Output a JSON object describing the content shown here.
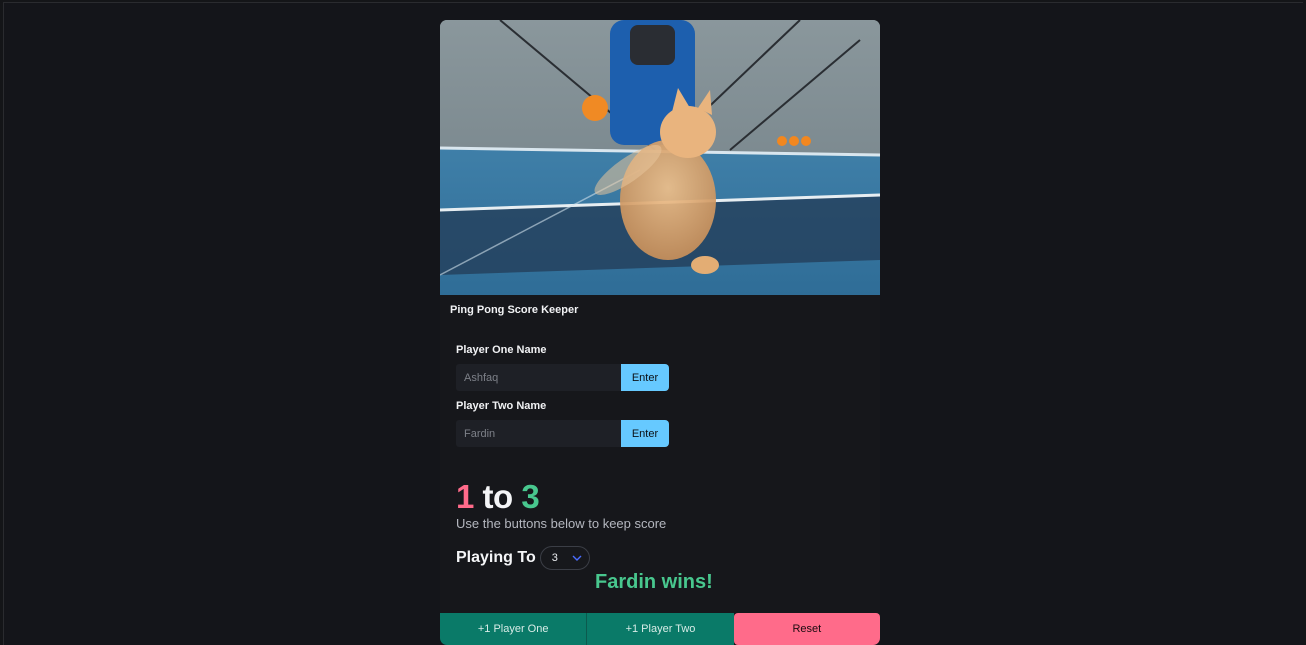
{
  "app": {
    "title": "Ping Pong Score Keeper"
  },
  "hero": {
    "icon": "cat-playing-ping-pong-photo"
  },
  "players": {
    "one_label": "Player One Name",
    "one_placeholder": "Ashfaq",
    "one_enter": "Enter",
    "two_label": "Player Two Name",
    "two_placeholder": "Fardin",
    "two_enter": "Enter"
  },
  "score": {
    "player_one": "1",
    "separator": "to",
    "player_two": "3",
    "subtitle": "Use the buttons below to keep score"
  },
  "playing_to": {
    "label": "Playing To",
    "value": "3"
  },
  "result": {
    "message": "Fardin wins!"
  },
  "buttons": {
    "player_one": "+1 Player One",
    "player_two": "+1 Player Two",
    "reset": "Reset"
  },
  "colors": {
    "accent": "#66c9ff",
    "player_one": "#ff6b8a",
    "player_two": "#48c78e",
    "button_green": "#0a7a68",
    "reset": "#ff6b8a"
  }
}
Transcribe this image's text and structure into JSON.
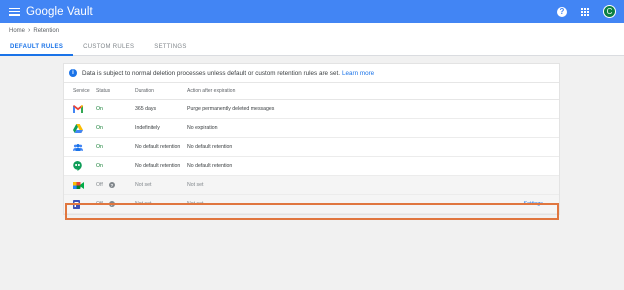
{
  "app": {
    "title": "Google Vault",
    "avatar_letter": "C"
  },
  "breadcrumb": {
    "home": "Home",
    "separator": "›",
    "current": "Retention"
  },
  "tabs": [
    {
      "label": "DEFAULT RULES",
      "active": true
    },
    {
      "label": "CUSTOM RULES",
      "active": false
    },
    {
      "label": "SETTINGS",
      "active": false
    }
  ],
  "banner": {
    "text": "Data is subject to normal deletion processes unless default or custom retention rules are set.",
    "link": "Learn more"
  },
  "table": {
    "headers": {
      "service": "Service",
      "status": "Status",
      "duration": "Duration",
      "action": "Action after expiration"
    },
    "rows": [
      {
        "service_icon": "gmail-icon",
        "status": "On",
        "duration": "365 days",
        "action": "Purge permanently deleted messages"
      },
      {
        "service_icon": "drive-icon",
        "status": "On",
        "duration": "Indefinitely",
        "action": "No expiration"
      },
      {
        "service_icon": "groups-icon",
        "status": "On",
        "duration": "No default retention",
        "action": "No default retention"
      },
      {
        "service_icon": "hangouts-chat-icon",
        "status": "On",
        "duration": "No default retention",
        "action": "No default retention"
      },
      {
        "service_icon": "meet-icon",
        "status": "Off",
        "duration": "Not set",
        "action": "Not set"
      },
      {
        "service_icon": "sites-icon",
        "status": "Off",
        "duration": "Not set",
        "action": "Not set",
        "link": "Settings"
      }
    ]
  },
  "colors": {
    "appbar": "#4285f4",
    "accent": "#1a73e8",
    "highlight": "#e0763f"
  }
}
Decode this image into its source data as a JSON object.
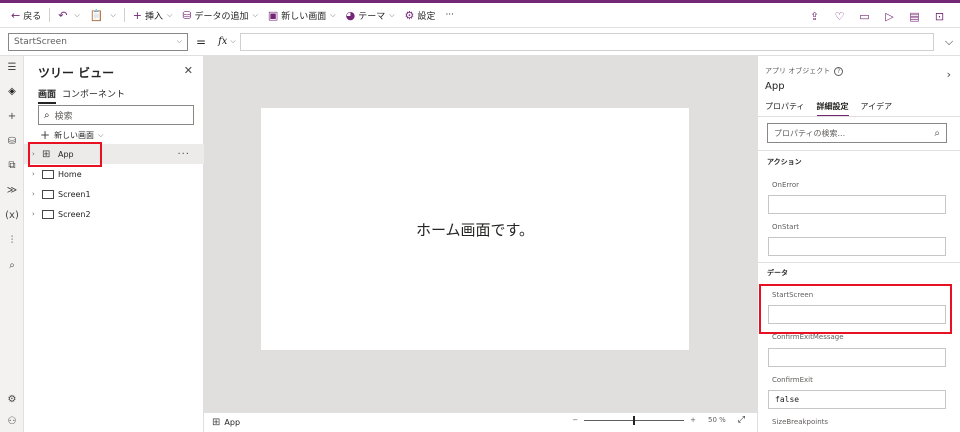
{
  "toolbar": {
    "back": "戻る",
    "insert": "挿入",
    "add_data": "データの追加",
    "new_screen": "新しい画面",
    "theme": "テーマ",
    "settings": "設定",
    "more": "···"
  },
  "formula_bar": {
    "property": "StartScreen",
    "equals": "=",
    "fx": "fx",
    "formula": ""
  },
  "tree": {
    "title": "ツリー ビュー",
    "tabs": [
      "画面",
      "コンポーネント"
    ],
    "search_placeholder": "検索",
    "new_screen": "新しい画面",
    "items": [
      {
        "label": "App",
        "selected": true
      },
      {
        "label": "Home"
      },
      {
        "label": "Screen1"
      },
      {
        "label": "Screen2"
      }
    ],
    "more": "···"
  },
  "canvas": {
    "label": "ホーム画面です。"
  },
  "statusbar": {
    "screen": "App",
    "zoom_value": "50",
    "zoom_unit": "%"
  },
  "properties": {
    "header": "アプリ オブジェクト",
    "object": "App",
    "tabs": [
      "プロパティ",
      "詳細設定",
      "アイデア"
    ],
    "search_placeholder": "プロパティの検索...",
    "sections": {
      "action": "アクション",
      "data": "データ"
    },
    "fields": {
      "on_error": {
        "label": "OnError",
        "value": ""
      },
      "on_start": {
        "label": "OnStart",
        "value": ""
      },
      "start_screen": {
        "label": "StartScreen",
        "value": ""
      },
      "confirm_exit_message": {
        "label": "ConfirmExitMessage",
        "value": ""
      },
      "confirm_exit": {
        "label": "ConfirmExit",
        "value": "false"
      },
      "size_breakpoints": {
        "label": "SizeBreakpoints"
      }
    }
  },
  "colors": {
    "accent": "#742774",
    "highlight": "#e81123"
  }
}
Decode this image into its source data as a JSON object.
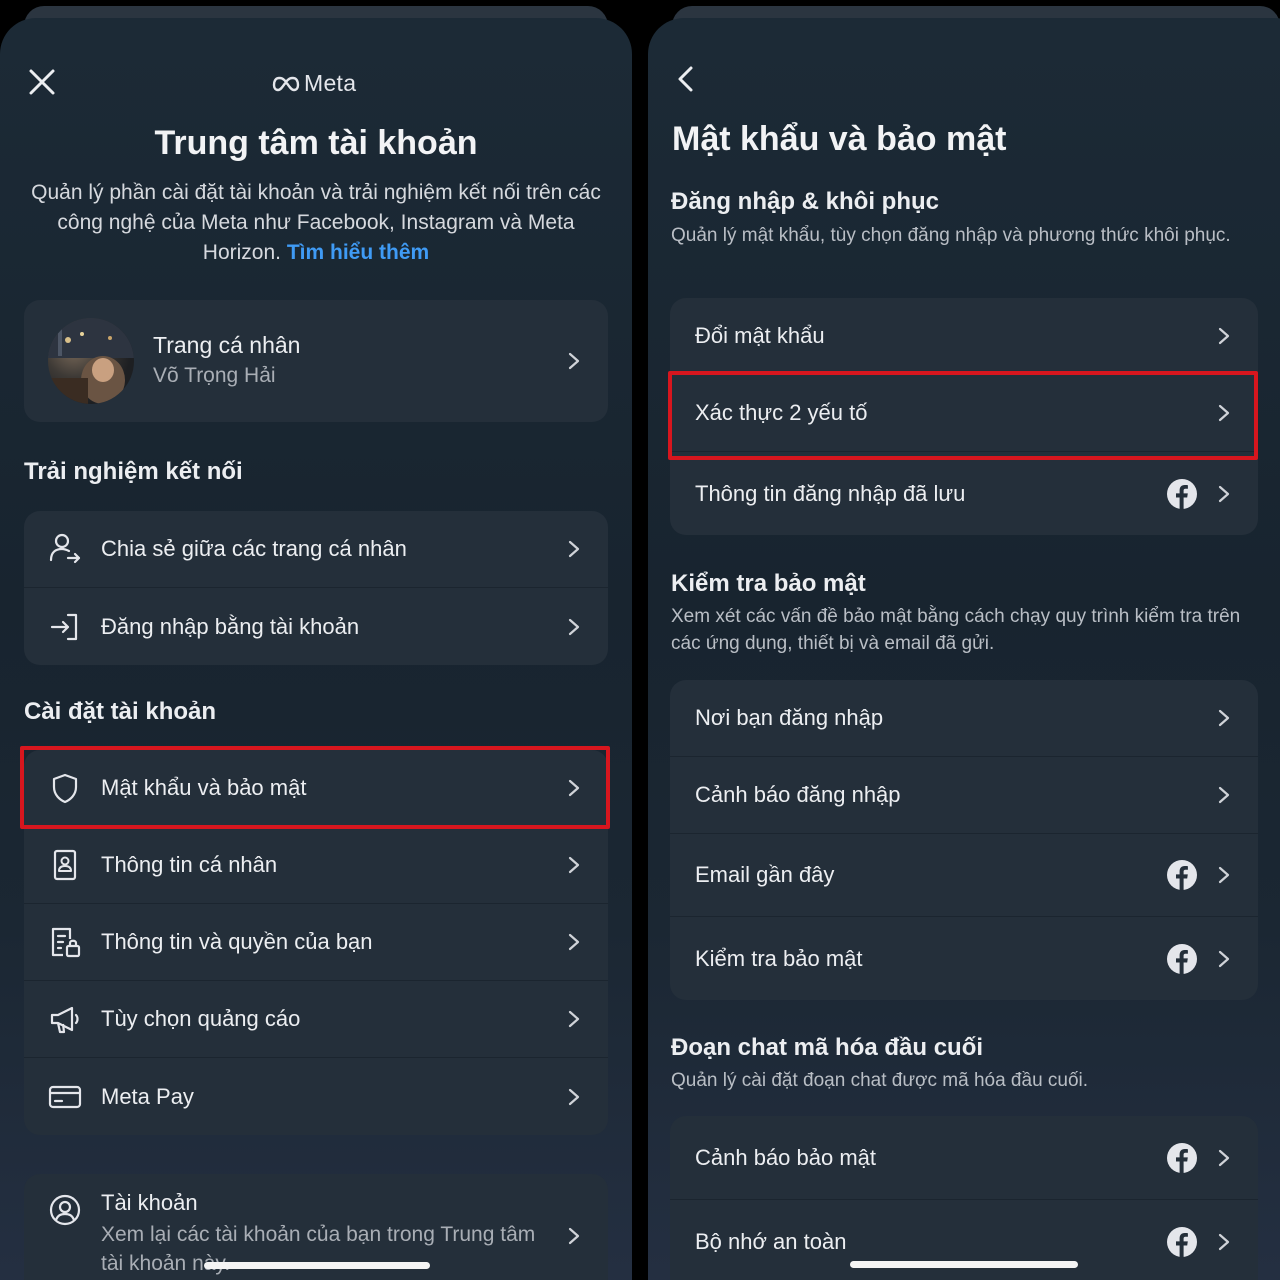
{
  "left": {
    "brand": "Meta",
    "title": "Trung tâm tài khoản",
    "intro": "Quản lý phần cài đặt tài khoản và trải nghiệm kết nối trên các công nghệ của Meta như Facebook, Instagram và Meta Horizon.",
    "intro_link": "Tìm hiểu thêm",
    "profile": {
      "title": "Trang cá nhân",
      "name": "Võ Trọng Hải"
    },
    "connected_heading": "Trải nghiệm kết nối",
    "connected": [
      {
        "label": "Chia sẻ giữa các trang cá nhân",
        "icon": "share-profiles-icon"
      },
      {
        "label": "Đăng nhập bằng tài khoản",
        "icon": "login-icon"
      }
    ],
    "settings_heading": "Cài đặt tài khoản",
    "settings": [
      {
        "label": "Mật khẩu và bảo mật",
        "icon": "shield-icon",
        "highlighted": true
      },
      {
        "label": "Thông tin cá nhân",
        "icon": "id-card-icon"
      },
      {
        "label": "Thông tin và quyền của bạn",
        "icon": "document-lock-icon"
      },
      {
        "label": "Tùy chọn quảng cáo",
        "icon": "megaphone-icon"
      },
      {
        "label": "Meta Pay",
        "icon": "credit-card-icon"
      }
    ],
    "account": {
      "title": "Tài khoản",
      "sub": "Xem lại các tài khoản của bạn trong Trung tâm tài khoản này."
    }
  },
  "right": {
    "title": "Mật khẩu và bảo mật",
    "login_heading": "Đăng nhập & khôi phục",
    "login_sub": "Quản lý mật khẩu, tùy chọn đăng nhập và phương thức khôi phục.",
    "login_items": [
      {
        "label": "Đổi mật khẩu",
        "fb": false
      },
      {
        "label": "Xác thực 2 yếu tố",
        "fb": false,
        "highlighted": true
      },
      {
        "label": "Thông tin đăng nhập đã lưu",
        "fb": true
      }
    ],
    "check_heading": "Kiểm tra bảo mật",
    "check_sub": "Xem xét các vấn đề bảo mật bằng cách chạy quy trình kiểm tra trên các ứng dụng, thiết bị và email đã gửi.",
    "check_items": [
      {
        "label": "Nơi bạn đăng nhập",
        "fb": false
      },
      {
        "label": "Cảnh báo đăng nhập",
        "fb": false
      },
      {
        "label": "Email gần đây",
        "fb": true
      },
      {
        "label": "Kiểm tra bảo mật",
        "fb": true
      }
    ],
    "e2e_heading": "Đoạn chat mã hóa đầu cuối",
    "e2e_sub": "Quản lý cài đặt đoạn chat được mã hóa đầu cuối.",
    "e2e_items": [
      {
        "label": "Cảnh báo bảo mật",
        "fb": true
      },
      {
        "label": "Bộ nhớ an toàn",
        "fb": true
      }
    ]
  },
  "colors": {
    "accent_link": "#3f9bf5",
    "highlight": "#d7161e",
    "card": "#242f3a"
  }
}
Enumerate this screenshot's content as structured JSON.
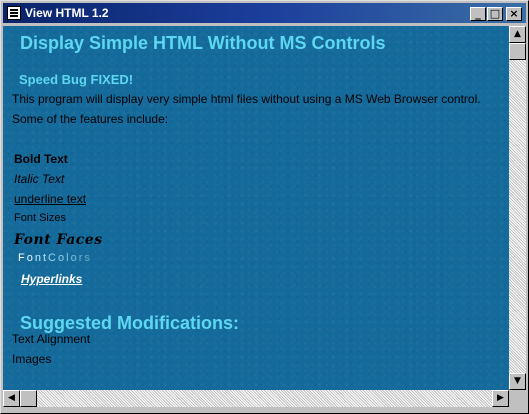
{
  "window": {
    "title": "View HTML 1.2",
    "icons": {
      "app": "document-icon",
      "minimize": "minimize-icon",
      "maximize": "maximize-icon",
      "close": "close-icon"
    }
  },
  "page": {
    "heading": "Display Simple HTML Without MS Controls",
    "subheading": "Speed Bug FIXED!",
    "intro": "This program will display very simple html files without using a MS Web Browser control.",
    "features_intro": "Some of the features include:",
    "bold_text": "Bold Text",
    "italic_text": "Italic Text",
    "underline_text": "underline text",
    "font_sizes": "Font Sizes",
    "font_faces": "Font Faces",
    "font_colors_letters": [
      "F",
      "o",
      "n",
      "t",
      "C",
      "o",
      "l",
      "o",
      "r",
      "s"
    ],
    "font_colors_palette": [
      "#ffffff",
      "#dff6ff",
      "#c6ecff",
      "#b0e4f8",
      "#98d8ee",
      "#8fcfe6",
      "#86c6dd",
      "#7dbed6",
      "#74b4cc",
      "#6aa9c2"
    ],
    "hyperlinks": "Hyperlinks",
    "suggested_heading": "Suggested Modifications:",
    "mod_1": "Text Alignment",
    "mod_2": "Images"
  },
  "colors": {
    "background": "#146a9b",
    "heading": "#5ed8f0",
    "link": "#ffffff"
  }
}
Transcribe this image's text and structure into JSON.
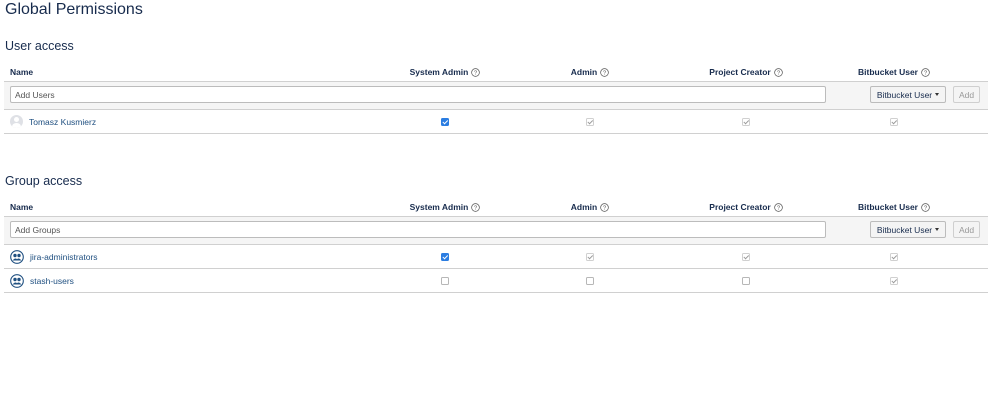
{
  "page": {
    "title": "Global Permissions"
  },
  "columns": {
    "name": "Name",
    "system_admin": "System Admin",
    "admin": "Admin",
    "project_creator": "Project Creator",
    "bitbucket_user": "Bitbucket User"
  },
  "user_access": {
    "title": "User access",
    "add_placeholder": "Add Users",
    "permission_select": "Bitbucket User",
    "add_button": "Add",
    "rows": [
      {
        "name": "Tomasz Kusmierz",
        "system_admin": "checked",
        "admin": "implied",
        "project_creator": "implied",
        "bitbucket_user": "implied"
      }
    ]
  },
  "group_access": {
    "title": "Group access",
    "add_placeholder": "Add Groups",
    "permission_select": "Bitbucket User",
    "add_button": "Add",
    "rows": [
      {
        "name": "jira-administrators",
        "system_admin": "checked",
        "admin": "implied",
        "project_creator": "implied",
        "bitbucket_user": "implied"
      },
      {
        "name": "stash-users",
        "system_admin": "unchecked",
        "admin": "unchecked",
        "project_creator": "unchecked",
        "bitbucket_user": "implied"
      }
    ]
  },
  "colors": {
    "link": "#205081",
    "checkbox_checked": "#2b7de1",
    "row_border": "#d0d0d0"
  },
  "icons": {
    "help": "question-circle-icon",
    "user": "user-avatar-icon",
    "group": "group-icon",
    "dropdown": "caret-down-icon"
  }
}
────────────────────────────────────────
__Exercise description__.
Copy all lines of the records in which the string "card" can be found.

__Written solution__.
        "icon": "id-card-icon"
        "icon": "credit-card-icon"
    "card": "#242f3a"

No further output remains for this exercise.